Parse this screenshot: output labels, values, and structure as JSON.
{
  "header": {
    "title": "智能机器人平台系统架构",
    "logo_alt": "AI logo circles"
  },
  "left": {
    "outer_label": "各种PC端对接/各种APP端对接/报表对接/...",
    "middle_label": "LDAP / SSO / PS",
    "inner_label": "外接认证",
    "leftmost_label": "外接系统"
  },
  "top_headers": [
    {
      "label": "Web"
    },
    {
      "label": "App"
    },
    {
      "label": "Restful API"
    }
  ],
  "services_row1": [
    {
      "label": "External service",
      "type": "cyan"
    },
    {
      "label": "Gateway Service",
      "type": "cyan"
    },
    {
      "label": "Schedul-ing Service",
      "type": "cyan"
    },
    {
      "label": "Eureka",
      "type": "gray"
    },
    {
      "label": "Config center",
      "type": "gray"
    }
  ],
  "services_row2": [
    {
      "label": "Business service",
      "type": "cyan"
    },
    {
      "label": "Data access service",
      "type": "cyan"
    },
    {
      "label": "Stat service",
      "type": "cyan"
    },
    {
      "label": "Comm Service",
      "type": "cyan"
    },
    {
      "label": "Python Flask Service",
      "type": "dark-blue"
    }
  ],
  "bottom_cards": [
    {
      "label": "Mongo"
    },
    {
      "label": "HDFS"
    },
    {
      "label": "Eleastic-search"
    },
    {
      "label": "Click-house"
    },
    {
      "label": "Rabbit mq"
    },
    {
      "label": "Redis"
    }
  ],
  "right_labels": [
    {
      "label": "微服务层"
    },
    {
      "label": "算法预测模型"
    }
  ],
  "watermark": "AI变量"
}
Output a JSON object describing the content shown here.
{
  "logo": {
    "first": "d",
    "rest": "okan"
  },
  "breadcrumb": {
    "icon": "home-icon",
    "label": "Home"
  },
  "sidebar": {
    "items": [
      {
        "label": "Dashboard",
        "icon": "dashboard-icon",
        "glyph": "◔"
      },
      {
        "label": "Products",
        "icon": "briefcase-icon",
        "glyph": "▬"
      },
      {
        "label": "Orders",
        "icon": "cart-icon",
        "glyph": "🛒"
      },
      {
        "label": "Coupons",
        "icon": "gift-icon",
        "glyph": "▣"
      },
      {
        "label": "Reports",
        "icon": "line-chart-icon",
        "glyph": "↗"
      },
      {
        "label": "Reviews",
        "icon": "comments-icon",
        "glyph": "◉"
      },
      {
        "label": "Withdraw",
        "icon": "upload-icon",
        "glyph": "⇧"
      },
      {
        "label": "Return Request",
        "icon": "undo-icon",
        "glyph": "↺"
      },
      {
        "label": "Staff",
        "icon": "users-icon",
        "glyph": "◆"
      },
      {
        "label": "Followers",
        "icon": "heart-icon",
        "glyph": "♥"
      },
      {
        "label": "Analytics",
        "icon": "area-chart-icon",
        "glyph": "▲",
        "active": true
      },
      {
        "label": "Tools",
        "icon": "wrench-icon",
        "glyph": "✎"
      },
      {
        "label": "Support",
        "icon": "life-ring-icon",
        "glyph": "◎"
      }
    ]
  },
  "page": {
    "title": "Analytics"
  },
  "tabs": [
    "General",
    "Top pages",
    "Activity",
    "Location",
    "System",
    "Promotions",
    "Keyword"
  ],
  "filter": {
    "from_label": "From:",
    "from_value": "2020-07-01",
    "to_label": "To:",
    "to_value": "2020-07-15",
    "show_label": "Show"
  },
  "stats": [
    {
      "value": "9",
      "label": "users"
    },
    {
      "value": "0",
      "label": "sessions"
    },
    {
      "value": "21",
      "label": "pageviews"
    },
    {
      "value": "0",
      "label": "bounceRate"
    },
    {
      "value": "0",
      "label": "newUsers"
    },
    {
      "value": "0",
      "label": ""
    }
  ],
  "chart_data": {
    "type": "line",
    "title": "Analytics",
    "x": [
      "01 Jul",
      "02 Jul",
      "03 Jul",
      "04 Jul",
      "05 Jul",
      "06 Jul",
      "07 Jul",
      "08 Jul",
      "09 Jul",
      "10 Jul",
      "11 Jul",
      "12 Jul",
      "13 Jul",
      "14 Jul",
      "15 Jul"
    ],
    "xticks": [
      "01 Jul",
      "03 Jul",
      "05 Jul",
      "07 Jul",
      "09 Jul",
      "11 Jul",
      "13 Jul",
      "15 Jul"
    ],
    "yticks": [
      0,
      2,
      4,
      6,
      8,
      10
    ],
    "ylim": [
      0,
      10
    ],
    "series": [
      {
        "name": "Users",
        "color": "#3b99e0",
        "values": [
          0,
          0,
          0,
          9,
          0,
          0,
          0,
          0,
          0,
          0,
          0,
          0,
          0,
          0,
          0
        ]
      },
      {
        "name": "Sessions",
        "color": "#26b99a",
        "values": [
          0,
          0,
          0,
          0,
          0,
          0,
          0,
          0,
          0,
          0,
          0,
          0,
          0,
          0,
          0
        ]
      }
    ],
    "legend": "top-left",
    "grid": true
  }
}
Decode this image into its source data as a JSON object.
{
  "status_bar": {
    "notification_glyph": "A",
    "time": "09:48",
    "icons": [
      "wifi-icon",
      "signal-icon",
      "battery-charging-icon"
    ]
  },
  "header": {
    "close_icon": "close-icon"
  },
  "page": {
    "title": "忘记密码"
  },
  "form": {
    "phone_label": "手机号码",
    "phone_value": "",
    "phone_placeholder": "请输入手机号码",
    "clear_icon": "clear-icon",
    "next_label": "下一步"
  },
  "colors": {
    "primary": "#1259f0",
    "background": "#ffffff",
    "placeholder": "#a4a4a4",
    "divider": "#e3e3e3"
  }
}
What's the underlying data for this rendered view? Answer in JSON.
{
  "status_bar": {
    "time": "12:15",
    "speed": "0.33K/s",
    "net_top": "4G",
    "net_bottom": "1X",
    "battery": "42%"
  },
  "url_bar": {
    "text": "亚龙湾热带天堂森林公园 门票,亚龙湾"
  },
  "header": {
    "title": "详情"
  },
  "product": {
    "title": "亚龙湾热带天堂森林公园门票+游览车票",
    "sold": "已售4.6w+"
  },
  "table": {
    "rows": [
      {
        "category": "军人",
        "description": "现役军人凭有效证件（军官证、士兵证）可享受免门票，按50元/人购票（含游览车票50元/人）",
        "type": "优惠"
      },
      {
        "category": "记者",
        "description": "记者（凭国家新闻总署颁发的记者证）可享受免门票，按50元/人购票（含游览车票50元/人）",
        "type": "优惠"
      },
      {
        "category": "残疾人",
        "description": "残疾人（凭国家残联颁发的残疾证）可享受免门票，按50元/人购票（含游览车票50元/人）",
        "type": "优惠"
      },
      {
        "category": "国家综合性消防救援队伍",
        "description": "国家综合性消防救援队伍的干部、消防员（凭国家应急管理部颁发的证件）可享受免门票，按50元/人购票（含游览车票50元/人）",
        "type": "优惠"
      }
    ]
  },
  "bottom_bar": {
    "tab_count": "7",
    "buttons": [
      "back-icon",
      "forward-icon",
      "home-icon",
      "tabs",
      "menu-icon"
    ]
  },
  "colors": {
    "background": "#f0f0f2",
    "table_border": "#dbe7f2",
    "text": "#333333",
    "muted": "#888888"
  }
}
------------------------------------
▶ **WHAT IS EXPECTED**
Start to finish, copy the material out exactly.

▶ **RESULT OF THIS EXERCISE**
Parse this screenshot: output labels, values, and structure as JSON.
{
  "header": {
    "title": "智能机器人平台系统架构",
    "logo_alt": "AI logo circles"
  },
  "left": {
    "outer_label": "各种PC端对接/各种APP端对接/报表对接/...",
    "middle_label": "LDAP / SSO / PS",
    "inner_label": "外接认证",
    "leftmost_label": "外接系统"
  },
  "top_headers": [
    {
      "label": "Web"
    },
    {
      "label": "App"
    },
    {
      "label": "Restful API"
    }
  ],
  "services_row1": [
    {
      "label": "External service",
      "type": "cyan"
    },
    {
      "label": "Gateway Service",
      "type": "cyan"
    },
    {
      "label": "Schedul-ing Service",
      "type": "cyan"
    },
    {
      "label": "Eureka",
      "type": "gray"
    },
    {
      "label": "Config center",
      "type": "gray"
    }
  ],
  "services_row2": [
    {
      "label": "Business service",
      "type": "cyan"
    },
    {
      "label": "Data access service",
      "type": "cyan"
    },
    {
      "label": "Stat service",
      "type": "cyan"
    },
    {
      "label": "Comm Service",
      "type": "cyan"
    },
    {
      "label": "Python Flask Service",
      "type": "dark-blue"
    }
  ],
  "bottom_cards": [
    {
      "label": "Mongo"
    },
    {
      "label": "HDFS"
    },
    {
      "label": "Eleastic-search"
    },
    {
      "label": "Click-house"
    },
    {
      "label": "Rabbit mq"
    },
    {
      "label": "Redis"
    }
  ],
  "right_labels": [
    {
      "label": "微服务层"
    },
    {
      "label": "算法预测模型"
    }
  ],
  "watermark": "AI变量"
}
Output a JSON object describing the content shown here.
{
  "logo": {
    "first": "d",
    "rest": "okan"
  },
  "breadcrumb": {
    "icon": "home-icon",
    "label": "Home"
  },
  "sidebar": {
    "items": [
      {
        "label": "Dashboard",
        "icon": "dashboard-icon",
        "glyph": "◔"
      },
      {
        "label": "Products",
        "icon": "briefcase-icon",
        "glyph": "▬"
      },
      {
        "label": "Orders",
        "icon": "cart-icon",
        "glyph": "🛒"
      },
      {
        "label": "Coupons",
        "icon": "gift-icon",
        "glyph": "▣"
      },
      {
        "label": "Reports",
        "icon": "line-chart-icon",
        "glyph": "↗"
      },
      {
        "label": "Reviews",
        "icon": "comments-icon",
        "glyph": "◉"
      },
      {
        "label": "Withdraw",
        "icon": "upload-icon",
        "glyph": "⇧"
      },
      {
        "label": "Return Request",
        "icon": "undo-icon",
        "glyph": "↺"
      },
      {
        "label": "Staff",
        "icon": "users-icon",
        "glyph": "◆"
      },
      {
        "label": "Followers",
        "icon": "heart-icon",
        "glyph": "♥"
      },
      {
        "label": "Analytics",
        "icon": "area-chart-icon",
        "glyph": "▲",
        "active": true
      },
      {
        "label": "Tools",
        "icon": "wrench-icon",
        "glyph": "✎"
      },
      {
        "label": "Support",
        "icon": "life-ring-icon",
        "glyph": "◎"
      }
    ]
  },
  "page": {
    "title": "Analytics"
  },
  "tabs": [
    "General",
    "Top pages",
    "Activity",
    "Location",
    "System",
    "Promotions",
    "Keyword"
  ],
  "filter": {
    "from_label": "From:",
    "from_value": "2020-07-01",
    "to_label": "To:",
    "to_value": "2020-07-15",
    "show_label": "Show"
  },
  "stats": [
    {
      "value": "9",
      "label": "users"
    },
    {
      "value": "0",
      "label": "sessions"
    },
    {
      "value": "21",
      "label": "pageviews"
    },
    {
      "value": "0",
      "label": "bounceRate"
    },
    {
      "value": "0",
      "label": "newUsers"
    },
    {
      "value": "0",
      "label": ""
    }
  ],
  "chart_data": {
    "type": "line",
    "title": "Analytics",
    "x": [
      "01 Jul",
      "02 Jul",
      "03 Jul",
      "04 Jul",
      "05 Jul",
      "06 Jul",
      "07 Jul",
      "08 Jul",
      "09 Jul",
      "10 Jul",
      "11 Jul",
      "12 Jul",
      "13 Jul",
      "14 Jul",
      "15 Jul"
    ],
    "xticks": [
      "01 Jul",
      "03 Jul",
      "05 Jul",
      "07 Jul",
      "09 Jul",
      "11 Jul",
      "13 Jul",
      "15 Jul"
    ],
    "yticks": [
      0,
      2,
      4,
      6,
      8,
      10
    ],
    "ylim": [
      0,
      10
    ],
    "series": [
      {
        "name": "Users",
        "color": "#3b99e0",
        "values": [
          0,
          0,
          0,
          9,
          0,
          0,
          0,
          0,
          0,
          0,
          0,
          0,
          0,
          0,
          0
        ]
      },
      {
        "name": "Sessions",
        "color": "#26b99a",
        "values": [
          0,
          0,
          0,
          0,
          0,
          0,
          0,
          0,
          0,
          0,
          0,
          0,
          0,
          0,
          0
        ]
      }
    ],
    "legend": "top-left",
    "grid": true
  }
}
Decode this image into its source data as a JSON object.
{
  "status_bar": {
    "notification_glyph": "A",
    "time": "09:48",
    "icons": [
      "wifi-icon",
      "signal-icon",
      "battery-charging-icon"
    ]
  },
  "header": {
    "close_icon": "close-icon"
  },
  "page": {
    "title": "忘记密码"
  },
  "form": {
    "phone_label": "手机号码",
    "phone_value": "",
    "phone_placeholder": "请输入手机号码",
    "clear_icon": "clear-icon",
    "next_label": "下一步"
  },
  "colors": {
    "primary": "#1259f0",
    "background": "#ffffff",
    "placeholder": "#a4a4a4",
    "divider": "#e3e3e3"
  }
}
What's the underlying data for this rendered view? Answer in JSON.
{
  "status_bar": {
    "time": "12:15",
    "speed": "0.33K/s",
    "net_top": "4G",
    "net_bottom": "1X",
    "battery": "42%"
  },
  "url_bar": {
    "text": "亚龙湾热带天堂森林公园 门票,亚龙湾"
  },
  "header": {
    "title": "详情"
  },
  "product": {
    "title": "亚龙湾热带天堂森林公园门票+游览车票",
    "sold": "已售4.6w+"
  },
  "table": {
    "rows": [
      {
        "category": "军人",
        "description": "现役军人凭有效证件（军官证、士兵证）可享受免门票，按50元/人购票（含游览车票50元/人）",
        "type": "优惠"
      },
      {
        "category": "记者",
        "description": "记者（凭国家新闻总署颁发的记者证）可享受免门票，按50元/人购票（含游览车票50元/人）",
        "type": "优惠"
      },
      {
        "category": "残疾人",
        "description": "残疾人（凭国家残联颁发的残疾证）可享受免门票，按50元/人购票（含游览车票50元/人）",
        "type": "优惠"
      },
      {
        "category": "国家综合性消防救援队伍",
        "description": "国家综合性消防救援队伍的干部、消防员（凭国家应急管理部颁发的证件）可享受免门票，按50元/人购票（含游览车票50元/人）",
        "type": "优惠"
      }
    ]
  },
  "bottom_bar": {
    "tab_count": "7",
    "buttons": [
      "back-icon",
      "forward-icon",
      "home-icon",
      "tabs",
      "menu-icon"
    ]
  },
  "colors": {
    "background": "#f0f0f2",
    "table_border": "#dbe7f2",
    "text": "#333333",
    "muted": "#888888"
  }
}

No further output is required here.